This semester I took a class on the Italian Renaissance, and it made me want to go back to Italy. Me and my mom traveled there for about a week 2.5 years ago, which was a really fun time. However, after learning about the importance of certain cities (Florence springs to mind) and famous places, I would like to travel back so I can look at everything in a different manner. Church’s will seem even cooler if I know an assassination attempt took place there, art pieces will be even more interesting if I know how much the commissioner hounded the artist for that piece, or who it was dedicated to, or why some modern man’s face appears as a background character. I suspect the same thing will happen after I take my Japanese history class, which will be a shame as that takes place after my trip abroad. In any case, I would recommend taking history/literature classes for people who like to travel abroad, even if you are in a STEM field like me.

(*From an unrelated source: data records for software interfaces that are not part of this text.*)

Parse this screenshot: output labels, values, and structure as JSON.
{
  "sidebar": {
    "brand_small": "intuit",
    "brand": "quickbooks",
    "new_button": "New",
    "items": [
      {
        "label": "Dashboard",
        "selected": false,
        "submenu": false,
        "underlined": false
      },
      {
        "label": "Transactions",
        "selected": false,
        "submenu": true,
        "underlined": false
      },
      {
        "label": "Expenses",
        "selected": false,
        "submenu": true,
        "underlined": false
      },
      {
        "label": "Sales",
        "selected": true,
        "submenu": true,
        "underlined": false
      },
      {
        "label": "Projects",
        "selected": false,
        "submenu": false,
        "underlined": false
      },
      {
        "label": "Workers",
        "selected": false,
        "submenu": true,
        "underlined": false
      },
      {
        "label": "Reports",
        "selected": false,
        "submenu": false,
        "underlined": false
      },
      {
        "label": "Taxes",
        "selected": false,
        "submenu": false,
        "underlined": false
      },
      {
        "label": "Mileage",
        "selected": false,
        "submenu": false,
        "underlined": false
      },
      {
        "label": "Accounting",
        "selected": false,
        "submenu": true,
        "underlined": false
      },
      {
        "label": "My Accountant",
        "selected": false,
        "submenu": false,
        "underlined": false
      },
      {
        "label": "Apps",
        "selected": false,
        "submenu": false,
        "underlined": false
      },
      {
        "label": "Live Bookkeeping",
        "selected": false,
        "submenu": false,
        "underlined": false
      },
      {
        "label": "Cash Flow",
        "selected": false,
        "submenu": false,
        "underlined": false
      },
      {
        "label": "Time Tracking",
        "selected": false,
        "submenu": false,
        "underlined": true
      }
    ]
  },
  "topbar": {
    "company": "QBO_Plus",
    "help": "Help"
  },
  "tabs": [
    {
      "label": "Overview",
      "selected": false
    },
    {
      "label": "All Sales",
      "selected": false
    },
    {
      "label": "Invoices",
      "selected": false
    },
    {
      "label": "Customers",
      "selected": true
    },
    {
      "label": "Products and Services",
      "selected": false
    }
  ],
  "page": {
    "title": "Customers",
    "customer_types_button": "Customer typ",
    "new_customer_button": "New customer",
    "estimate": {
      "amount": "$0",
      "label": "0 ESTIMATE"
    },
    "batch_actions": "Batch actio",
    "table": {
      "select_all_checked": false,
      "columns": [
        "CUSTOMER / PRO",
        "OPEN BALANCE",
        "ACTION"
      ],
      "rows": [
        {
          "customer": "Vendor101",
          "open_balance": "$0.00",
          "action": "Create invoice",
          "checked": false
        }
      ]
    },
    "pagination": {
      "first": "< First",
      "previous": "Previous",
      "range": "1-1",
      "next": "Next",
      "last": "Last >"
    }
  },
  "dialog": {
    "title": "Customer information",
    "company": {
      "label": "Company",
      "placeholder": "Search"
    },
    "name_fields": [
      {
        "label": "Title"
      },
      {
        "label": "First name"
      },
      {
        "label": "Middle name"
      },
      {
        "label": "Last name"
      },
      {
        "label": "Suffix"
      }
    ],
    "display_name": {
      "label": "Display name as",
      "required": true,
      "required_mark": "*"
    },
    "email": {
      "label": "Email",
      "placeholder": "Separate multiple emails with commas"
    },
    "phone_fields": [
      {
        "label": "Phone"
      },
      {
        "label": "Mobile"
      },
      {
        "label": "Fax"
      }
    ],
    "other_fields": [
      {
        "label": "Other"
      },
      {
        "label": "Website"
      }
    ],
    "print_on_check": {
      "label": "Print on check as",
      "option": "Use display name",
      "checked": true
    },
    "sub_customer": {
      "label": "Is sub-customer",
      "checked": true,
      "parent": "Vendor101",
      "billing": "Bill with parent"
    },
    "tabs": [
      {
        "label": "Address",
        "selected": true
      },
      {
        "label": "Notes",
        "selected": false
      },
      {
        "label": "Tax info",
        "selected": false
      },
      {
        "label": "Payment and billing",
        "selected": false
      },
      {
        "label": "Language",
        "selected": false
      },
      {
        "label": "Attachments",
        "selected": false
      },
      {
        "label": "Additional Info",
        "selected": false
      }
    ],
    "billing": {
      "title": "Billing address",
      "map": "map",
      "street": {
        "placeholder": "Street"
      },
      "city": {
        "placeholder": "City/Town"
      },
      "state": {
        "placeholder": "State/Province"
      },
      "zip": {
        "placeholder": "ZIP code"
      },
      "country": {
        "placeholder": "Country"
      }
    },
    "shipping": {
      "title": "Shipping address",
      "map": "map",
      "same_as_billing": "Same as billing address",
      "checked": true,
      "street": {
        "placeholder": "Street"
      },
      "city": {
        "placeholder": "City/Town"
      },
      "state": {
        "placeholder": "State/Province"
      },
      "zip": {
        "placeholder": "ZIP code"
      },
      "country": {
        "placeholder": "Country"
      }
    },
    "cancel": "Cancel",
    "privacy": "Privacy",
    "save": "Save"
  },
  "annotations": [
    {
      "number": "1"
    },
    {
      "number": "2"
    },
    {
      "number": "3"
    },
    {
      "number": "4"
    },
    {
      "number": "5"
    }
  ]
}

So it should be apparent to anyone who has read these posts that my preferred international events are those that involve coffee or movies, and this is no exception. Apparently there is a movie theater in Headington Hall, and they hosted an event a while back where they played the Brazilian drama “The Year My Parents Went on Vacation”. Pizza was included, of course. Plot: a boy’s parents drop him off with his grandfather when they have to go on the run, due to the father being a communist. It turns out the grandfather has just died, and the boy is cared for by the community (primarily a neighbor who was a friend of the grandfather) while he copes with his new situation.This movie was much more of a slow burn then the others I have watched this semester, as it relied on the interactions between characters to get the viewer invested. The first part of the movie, when we didn’t really have a reason to care for any of the characters, was consequently the least the interesting. However, by the end I had reversed opinions and found the plot very engaging.
For the final meeting of Japanese club, we watched the animated move Kimi no Namae (Lit. Your Name). There was pizza once again, but this time they ordered enough and not as many people showed up, so seconds were a reality. I enjoyed the movie: the animation was really nice and the story had its emotional moments. Some background: a boy and a girl who do not know each other one day start swapping bodies occasionally. The ending was a bit of a cliche, but overall I think it was a fitting film to end the semester with. I imagine Japanese club is going to look very different when I return next year, as many of the regulars will have graduated by then.
The Second Wind meeting last week (we had two this semester!) was over study abroad experiences to Latin America. It started off a bit rocky where I thought I had gotten the day wrong again and the first people didn’t know if they were in the right spot, but we eventually settled in fine. There were 4 or 5 people who had stories to tell, but lots of people had questions so discussion went smoothly. There were so many people that after a little while the table split into around 3 sub-groups with their own individual conversations. One of the most interesting differences discussed was emphasis on accent. People were talking about not going to countries because the Spanish accent there was not to their liking. I’m sure my outlook was colored by my choice of language. For Japanese, there is one small country that speaks the language so if I don’t like the dialect/accent, tough. It seemed an embarrassment of riches to get to mark off entire countries for something that I consider such a small detail. Anyways, I am glad that Jaci is continuing to setting up these Second Wind meetings; they are probably my favorite GEF event.